President Carter's decision to build the MX blockbuster missile will put into effect only part of the Pentagon's master plan for modernizing the nation's strategic arsenal, defense officials said yesterday.
The president chose the MX mobile missile, they said, as one way to make the U.S. nuclear offense less vulnerable to increasingly accurate Soviet warheads.
Still facing Carter are other tough decisions, including how may cruise missiles to deploy and whether to change the character of the U.S. missile submarine force by arming it heavily enough to knock out Soviet ICBMs - a capability called counterforce.
The president made his MX decision, Defense Department officials said at a background briefing at the Pentagon yesterday, in the context of how to make all three legs of the strategic "triad" - land-based of ICBMs, submarine missiles and "air breathing" bombers and cruise missiles - less vulnerable in the 1980s and 1990s.
Carter was not pressed to make decisions right away on anything but the land-based ICBMs, partly because Pentagon specialists believe the Soviets do not yet threaten the other two legs of the traid to the same degree.
Defense Secretary Harold Brown has predicted that Soviet Warheads will be able to knock out "most Minuteman" ICBM silos "in the early 1980s." The current U.S. land-based strategic missile offense consists of 54 old Titan ICBMs and 1,000 Minuteman missiles. All are in underground silos, making them easy targets for Soviet gunners.
The White House, in confirming that Carter has decided to build the MX, yesterday said that this harder-to-hit mobile missile would "strengthen the stability of the strategic balance."
White House Spokesman Rex Granum said further that Carter "doesn't believe we can have serious discussions with the Russians if they have any advantage in the arms race."
Secretary Brown has argued that since the Soviets already enjoy the advantage of threatening existing U.S. land ICBMs with near total destruction in a surprise strike, the United States must respond in the same way - meaning a counterforce capability on both sides.
Defense officials conceded yesterday that, given the action-reaction pattern of the arms race, the deployment of the MX may drive the Soviets to making their own land missiles mobile and thus harder to hit.
Granum said yesterday that Carter is "prepared to discuss" the implications of both sides deploying mobile missiles when he meets with Soviet Premier Leonid I. Brezhnev in Vienna June 15-18 for the signing of the strategic arms limitation treaty (SALT II).
Each MX is designed to carry in its nose 10 H-bombs, each with an explosive power of 335 kilotons. The Carter administration intends to deploy 200 MX missiles, meaning 2,000 nuclear warheads, and to dismantle some older Minuteman missile to stay within the limits established by SALT II.
To confront Soviet gunners with more than just a moving target, the Pentagon plan calls for shuttling each MX missile between underground stations spread along 20 miles of a special railway 10 feet below the surface of the earth.
The Soviets, defense officials assert, would not know which of the 8,000 stations planned for the network held MX missiles. The Soviets would have to aim at least one warhead at each of the 8,000 stations to be sure of destroying the MX missiles in a surprise strike, a discouraging proposition, according to the Pentagon.

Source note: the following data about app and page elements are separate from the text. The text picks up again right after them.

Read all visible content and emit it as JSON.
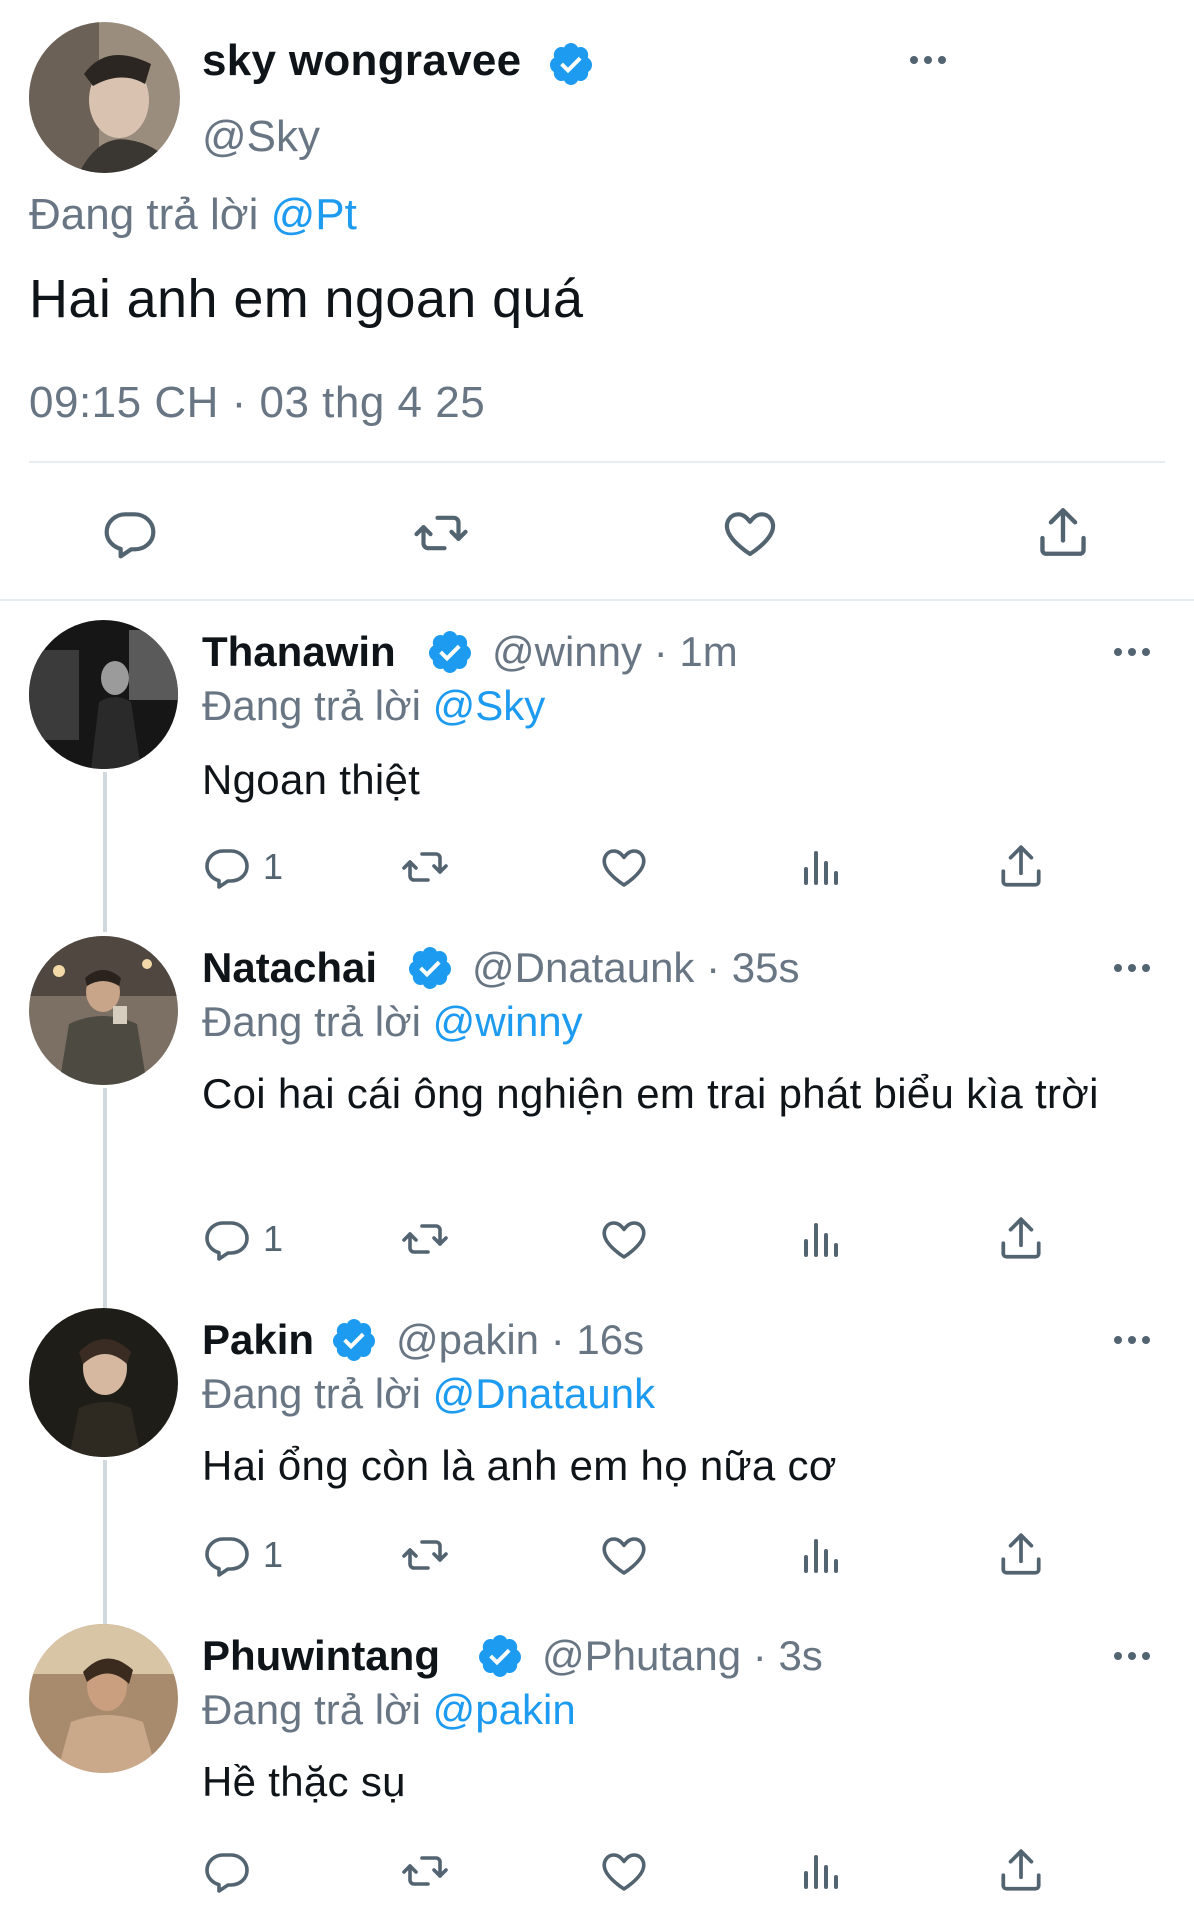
{
  "main_tweet": {
    "name": "sky wongravee",
    "handle": "@Sky",
    "reply_prefix": "Đang trả lời",
    "reply_to": "@Pt",
    "text": "Hai anh em ngoan quá",
    "timestamp": "09:15 CH · 03 thg 4 25",
    "actions": [
      "reply-icon",
      "retweet-icon",
      "like-icon",
      "share-icon"
    ]
  },
  "replies": [
    {
      "name": "Thanawin",
      "handle": "@winny",
      "time": "· 1m",
      "reply_prefix": "Đang trả lời",
      "reply_to": "@Sky",
      "text": "Ngoan thiệt",
      "reply_count": "1"
    },
    {
      "name": "Natachai",
      "handle": "@Dnataunk",
      "time": "· 35s",
      "reply_prefix": "Đang trả lời",
      "reply_to": "@winny",
      "text": "Coi hai cái ông nghiện em trai phát biểu kìa trời",
      "reply_count": "1"
    },
    {
      "name": "Pakin",
      "handle": "@pakin",
      "time": "· 16s",
      "reply_prefix": "Đang trả lời",
      "reply_to": "@Dnataunk",
      "text": "Hai ổng còn là anh em họ nữa cơ",
      "reply_count": "1"
    },
    {
      "name": "Phuwintang",
      "handle": "@Phutang",
      "time": "· 3s",
      "reply_prefix": "Đang trả lời",
      "reply_to": "@pakin",
      "text": "Hề thặc sụ",
      "reply_count": ""
    }
  ],
  "colors": {
    "accent": "#1d9bf0",
    "secondary_text": "#687684",
    "divider": "#e6ecf0",
    "icon": "#536471"
  }
}
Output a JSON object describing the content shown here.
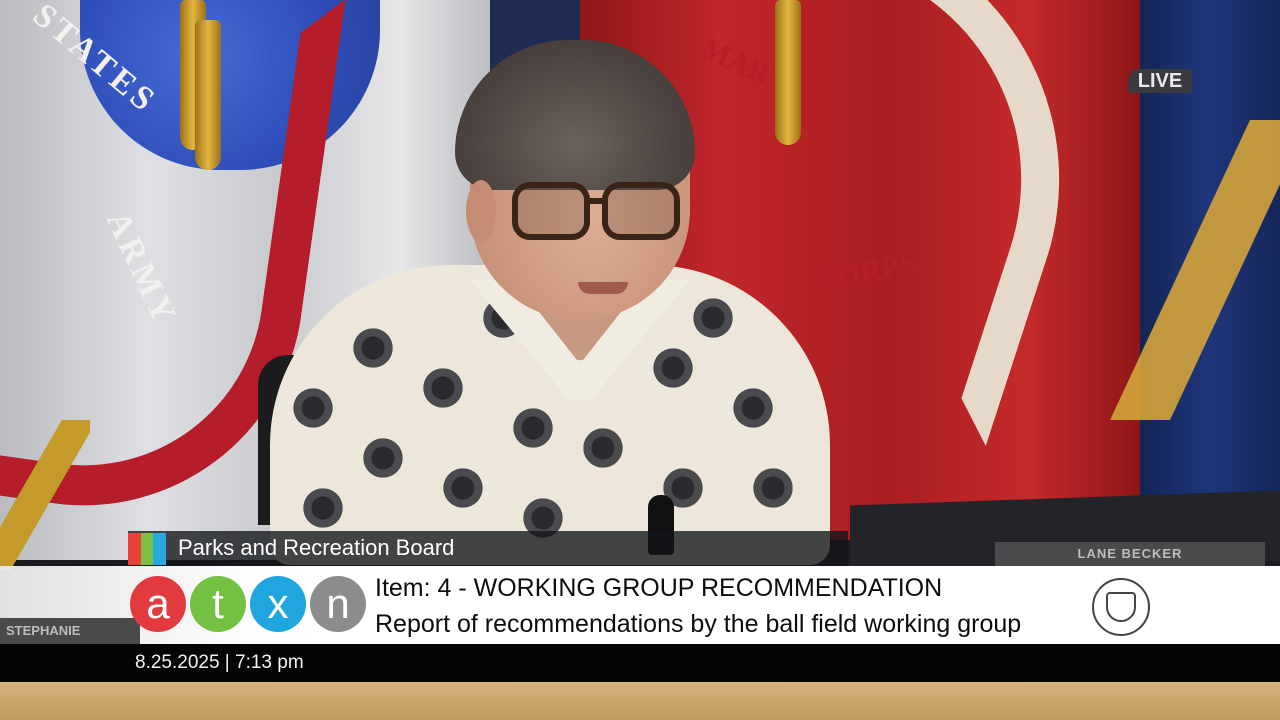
{
  "background": {
    "army_flag_text": "STATES ARMY",
    "marine_flag_text": "MARINE CORPS",
    "live_badge": "LIVE",
    "name_plates": [
      "LANE BECKER",
      "STEPHANIE"
    ]
  },
  "lower_third": {
    "board_title": "Parks and Recreation Board",
    "color_blocks": [
      "#e8413c",
      "#7ac143",
      "#29a8e0"
    ],
    "logo_letters": [
      {
        "letter": "a",
        "color": "#e23a3f"
      },
      {
        "letter": "t",
        "color": "#74c043"
      },
      {
        "letter": "x",
        "color": "#1fa6df"
      },
      {
        "letter": "n",
        "color": "#8c8c8f"
      }
    ],
    "item_title": "Item: 4 - WORKING GROUP RECOMMENDATION",
    "item_description": "Report of recommendations by the ball field working group",
    "seal_name": "city-of-austin-seal",
    "timestamp": "8.25.2025 | 7:13 pm"
  }
}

Some arms control specialists counter that such deployment schemes will only result in a warhead race as each side deploys enough to cover all the missile hiding places the other constructs.
Although the Pentagon's deployment plan calls for digging 200 trenches, each 20 miles long and holding one missile, on government land in Arizona, New Mexico, Nevada and Utah, it could be accomplished in stages. The Pentagon estimates it will cost $30 billion and become operational in 1986.
During the last several weeks or arguing within the administration over the best way to reduce the vulnerability of the U.S. nuclear offense, Adm. Stansfield Turner, director of the Central Intelligence Agency, was said to be at the forefront of those who contended sending more strategic missiles to sea in submarine was preferable to trying to give land missiles more protection.
Now that Carter has killed the B1 bomber and decided to build the MX, he must soon make other tough choices, including whether to keep developing the Trident II missile for the new Trident submarine fleet now under construction. The Trident II missile, like the MX, would have enough accuracy and punch to destroy Soviet ICBMs.
But historically, the United States has advertised its missile submarine fleet as strictly a second-strike, retaliatory force which does not threaten Soviet ICBMs.Deploying Trident II would mark a significant change.
Another hard decision is how many cruise missiles to deploy and whether to build an airplane to carry them rather than settle for the B52 bomber as the launching pad.
Although Carter has pledged to work toward eliminating nuclear weapons, Pentagon weapon plans now before the president could result in nearly doubling the nation's current arsenal from 9,200 warheads to 17,000. CAPTION: Illustration, The MX Blockbuster Missile, The Washington Post